The CBA, for example, says, the NFLPA “releases and covenants not to sue … the NFL or any NFL Club or any NFL affiliate with respect to any antitrust or other claim asserted in White v NFL or Brady v NFL, including … collusion with respect to any league year prior to 2011.”
Meanwhile, the settlement agreement says its own standing is “contingent upon the release and dismissal with prejudice by the NFLPA of any and all claims asserted … including … collusion in the 2010 league year.”
The NFLPA has said that this referenced collusion refers to an unrelated claim about the lack of restricted free agent signings in 2010 and not the alleged secret salary cap.
The White antitrust suit, named after the late Reggie White, was filed in 1993 and led to a new CBA. As part of that agreement, lawsuits brought by the union and league related to the CBA went to Doty. His rulings over the subsequent two decades often favored the players, leading the NFL to twice, unsuccessfully, try to have him removed.
“The NFL was the only league whose CBA was overseen by a federal court,” said Marc Ganis, a sports consultant with ties to the league, explaining how concerned the NFL would be at the prospect of Doty’s re-entry. “It was vital for them that they get out of that.”
Brady v. NFL was filed in March 2011 as part of the lockout. The sides settled as part of the resolution of the lockout, and the settlement ended Doty’s oversight.
But when news emerged in March of this year that the league had docked the Washington Redskins and Dallas Cowboys cap space because of how the clubs structured contracts in 2010, it appeared to suggest a coordinated effort on behalf of the NFL to manage spending in a season when the CBA barred that. The NFL has denied collusion, but the NFLPA filed a claim of billions of dollars before Doty in May.
The action was brought to Doty because the alleged behavior, occurring in 2010, happened at a time when he did officially have oversight.

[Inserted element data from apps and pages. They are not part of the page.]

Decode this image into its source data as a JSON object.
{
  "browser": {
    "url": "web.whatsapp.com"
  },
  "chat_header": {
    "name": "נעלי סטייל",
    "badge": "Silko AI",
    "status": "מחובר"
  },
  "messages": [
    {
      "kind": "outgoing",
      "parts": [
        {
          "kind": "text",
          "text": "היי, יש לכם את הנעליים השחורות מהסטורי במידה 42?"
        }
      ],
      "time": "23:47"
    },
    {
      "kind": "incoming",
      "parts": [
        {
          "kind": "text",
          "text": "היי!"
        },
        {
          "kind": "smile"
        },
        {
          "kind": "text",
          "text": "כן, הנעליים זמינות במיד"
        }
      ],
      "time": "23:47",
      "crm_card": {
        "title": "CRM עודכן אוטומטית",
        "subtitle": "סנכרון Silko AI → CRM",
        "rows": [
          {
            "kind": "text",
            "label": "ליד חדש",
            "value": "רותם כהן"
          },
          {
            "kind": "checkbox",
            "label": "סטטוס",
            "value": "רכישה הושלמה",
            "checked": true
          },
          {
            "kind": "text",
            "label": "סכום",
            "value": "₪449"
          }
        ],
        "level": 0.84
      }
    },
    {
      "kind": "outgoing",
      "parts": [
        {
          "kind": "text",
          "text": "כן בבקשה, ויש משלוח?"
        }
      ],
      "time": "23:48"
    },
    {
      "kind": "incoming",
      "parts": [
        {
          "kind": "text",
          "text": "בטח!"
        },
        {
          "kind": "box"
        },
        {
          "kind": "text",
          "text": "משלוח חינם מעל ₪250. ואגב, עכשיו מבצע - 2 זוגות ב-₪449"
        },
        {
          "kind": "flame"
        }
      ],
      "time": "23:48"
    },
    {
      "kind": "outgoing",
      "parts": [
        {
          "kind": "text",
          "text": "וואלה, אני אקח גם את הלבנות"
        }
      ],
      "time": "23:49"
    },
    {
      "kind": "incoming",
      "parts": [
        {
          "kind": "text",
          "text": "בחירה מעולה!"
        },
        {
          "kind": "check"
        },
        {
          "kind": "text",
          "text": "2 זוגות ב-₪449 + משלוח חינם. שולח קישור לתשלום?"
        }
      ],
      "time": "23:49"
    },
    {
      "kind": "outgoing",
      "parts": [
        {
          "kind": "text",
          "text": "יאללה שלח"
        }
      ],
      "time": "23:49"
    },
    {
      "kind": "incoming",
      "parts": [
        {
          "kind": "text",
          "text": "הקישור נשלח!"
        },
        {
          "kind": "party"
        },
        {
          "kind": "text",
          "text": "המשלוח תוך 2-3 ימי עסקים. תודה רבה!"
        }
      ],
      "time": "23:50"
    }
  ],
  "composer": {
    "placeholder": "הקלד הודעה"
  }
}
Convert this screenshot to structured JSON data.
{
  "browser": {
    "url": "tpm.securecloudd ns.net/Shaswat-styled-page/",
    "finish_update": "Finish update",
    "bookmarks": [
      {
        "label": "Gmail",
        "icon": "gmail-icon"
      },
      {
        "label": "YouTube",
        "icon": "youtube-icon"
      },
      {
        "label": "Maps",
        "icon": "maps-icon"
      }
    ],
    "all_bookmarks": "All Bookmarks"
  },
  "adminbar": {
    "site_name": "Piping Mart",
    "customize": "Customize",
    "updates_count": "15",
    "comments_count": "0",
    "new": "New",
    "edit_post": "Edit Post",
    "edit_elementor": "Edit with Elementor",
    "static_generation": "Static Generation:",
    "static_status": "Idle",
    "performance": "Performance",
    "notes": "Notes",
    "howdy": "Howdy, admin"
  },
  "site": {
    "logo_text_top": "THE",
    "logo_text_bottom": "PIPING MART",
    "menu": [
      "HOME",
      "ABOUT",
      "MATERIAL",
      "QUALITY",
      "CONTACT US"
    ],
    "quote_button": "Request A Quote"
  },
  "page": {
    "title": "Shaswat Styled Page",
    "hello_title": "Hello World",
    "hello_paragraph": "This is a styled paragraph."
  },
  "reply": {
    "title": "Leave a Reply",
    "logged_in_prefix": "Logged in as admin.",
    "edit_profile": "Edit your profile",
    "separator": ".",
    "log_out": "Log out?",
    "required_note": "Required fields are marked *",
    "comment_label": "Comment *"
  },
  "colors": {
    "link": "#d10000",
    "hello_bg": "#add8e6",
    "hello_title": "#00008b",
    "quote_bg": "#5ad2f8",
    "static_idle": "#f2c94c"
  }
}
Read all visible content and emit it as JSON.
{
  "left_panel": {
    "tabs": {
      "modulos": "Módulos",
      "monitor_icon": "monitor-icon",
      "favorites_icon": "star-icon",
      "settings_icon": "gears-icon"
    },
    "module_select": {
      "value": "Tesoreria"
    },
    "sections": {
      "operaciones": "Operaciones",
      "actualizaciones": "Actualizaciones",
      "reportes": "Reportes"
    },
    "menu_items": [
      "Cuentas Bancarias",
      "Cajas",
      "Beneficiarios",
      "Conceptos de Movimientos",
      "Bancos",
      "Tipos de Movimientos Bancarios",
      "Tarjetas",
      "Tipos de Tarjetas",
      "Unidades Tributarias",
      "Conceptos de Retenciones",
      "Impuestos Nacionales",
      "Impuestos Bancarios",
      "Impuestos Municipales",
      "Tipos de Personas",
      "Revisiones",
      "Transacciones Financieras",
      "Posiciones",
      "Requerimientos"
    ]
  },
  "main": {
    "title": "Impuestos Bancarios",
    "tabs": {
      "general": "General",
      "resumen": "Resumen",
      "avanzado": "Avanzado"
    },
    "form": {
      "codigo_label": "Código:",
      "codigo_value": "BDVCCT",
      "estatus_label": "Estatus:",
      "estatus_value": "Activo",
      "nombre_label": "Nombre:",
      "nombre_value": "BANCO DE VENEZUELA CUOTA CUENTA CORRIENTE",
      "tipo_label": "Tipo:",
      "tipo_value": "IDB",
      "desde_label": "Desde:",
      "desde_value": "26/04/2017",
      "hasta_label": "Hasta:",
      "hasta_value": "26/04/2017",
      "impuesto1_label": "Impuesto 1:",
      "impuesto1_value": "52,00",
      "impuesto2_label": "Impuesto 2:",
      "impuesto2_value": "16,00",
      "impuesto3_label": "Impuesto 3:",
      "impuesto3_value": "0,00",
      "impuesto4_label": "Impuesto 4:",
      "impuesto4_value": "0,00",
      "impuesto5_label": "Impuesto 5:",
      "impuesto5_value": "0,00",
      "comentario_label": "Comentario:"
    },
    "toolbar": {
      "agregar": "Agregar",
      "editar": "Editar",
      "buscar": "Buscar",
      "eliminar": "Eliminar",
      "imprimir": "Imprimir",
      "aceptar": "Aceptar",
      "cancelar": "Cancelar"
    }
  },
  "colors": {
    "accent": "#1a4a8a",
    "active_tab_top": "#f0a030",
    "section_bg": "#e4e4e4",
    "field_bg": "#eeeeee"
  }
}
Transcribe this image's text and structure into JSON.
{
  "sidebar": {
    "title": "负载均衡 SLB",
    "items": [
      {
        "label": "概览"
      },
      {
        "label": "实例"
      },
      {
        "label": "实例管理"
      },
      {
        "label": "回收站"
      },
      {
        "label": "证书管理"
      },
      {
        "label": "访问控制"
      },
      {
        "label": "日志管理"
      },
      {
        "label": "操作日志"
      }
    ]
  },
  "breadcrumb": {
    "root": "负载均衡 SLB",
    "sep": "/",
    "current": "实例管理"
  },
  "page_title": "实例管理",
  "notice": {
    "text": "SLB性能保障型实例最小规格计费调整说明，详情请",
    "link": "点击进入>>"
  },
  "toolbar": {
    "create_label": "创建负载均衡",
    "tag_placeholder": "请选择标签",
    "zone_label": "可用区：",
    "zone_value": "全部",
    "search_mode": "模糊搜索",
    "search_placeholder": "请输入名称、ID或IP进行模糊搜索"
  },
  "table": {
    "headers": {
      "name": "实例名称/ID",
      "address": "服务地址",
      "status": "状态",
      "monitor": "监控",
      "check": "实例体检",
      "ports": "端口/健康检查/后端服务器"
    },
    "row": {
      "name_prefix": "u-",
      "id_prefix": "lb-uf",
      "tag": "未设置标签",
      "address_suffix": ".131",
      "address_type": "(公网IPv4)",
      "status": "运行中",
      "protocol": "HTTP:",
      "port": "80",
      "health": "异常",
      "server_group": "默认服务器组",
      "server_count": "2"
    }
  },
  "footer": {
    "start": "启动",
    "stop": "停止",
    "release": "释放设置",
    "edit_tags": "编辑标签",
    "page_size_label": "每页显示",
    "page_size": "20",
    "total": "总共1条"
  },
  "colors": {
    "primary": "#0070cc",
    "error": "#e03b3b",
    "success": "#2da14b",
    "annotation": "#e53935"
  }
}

Doty has set a hearing date of Sept. 6, which is one day after the NFL regular season begins.